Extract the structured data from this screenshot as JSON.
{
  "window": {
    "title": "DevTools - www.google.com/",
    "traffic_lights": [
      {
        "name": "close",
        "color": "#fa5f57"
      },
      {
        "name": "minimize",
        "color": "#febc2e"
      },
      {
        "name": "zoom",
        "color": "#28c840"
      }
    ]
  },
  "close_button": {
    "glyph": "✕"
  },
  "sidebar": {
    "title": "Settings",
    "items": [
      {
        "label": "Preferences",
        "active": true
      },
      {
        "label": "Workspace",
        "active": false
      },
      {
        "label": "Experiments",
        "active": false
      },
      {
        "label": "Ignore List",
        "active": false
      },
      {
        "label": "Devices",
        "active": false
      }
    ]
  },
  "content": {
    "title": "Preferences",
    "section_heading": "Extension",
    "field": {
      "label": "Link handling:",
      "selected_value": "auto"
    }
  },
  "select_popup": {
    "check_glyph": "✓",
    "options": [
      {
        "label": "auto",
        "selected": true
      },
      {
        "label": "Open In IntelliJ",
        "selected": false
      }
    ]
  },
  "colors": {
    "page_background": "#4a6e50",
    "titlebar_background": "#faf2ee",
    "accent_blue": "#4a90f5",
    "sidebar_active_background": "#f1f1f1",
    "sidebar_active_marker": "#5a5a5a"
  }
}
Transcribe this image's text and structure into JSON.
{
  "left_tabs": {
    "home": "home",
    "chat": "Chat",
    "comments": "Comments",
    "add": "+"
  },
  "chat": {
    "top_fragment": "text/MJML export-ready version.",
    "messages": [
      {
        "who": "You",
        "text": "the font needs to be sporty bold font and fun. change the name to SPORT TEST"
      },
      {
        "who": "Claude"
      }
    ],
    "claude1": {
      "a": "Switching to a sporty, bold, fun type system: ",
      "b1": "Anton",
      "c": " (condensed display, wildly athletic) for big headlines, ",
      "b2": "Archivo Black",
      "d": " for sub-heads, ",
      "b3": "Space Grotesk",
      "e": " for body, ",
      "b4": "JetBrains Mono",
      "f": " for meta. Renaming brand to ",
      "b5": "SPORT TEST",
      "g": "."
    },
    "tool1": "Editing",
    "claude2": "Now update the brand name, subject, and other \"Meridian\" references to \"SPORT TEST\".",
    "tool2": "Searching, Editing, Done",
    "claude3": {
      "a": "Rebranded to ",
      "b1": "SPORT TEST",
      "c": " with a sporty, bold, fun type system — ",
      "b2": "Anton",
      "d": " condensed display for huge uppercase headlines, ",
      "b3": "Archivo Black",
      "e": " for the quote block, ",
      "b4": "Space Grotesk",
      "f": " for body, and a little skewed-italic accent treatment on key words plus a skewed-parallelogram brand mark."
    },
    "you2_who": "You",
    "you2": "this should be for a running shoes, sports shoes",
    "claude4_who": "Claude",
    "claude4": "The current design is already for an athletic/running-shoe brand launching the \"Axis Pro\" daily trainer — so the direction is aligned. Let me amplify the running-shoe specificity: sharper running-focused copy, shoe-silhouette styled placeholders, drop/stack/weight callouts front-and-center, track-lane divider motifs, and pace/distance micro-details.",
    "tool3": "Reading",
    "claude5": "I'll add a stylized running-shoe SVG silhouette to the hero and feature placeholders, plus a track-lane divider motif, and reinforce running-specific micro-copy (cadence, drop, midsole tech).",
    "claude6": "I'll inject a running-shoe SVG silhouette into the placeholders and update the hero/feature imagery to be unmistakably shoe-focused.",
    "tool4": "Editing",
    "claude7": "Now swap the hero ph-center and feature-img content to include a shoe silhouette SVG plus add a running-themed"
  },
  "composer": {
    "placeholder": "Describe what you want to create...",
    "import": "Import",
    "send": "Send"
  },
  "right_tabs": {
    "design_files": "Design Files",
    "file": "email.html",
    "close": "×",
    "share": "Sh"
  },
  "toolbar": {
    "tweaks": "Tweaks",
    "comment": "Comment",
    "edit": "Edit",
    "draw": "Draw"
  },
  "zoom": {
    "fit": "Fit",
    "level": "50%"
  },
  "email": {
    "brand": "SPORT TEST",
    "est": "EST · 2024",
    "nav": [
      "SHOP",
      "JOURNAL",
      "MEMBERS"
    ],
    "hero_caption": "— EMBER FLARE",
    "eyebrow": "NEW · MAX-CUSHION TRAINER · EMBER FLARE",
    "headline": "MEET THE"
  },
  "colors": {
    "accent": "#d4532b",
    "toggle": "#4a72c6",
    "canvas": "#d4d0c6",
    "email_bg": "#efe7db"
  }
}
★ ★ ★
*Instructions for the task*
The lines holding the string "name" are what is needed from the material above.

*Answer section*
        "name": "close",
        "name": "minimize",
        "name": "zoom",
        "text": "the font needs to be sporty bold font and fun. change the name to SPORT TEST"
    "claude2": "Now update the brand name, subject, and other \"Meridian\" references to \"SPORT TEST\".",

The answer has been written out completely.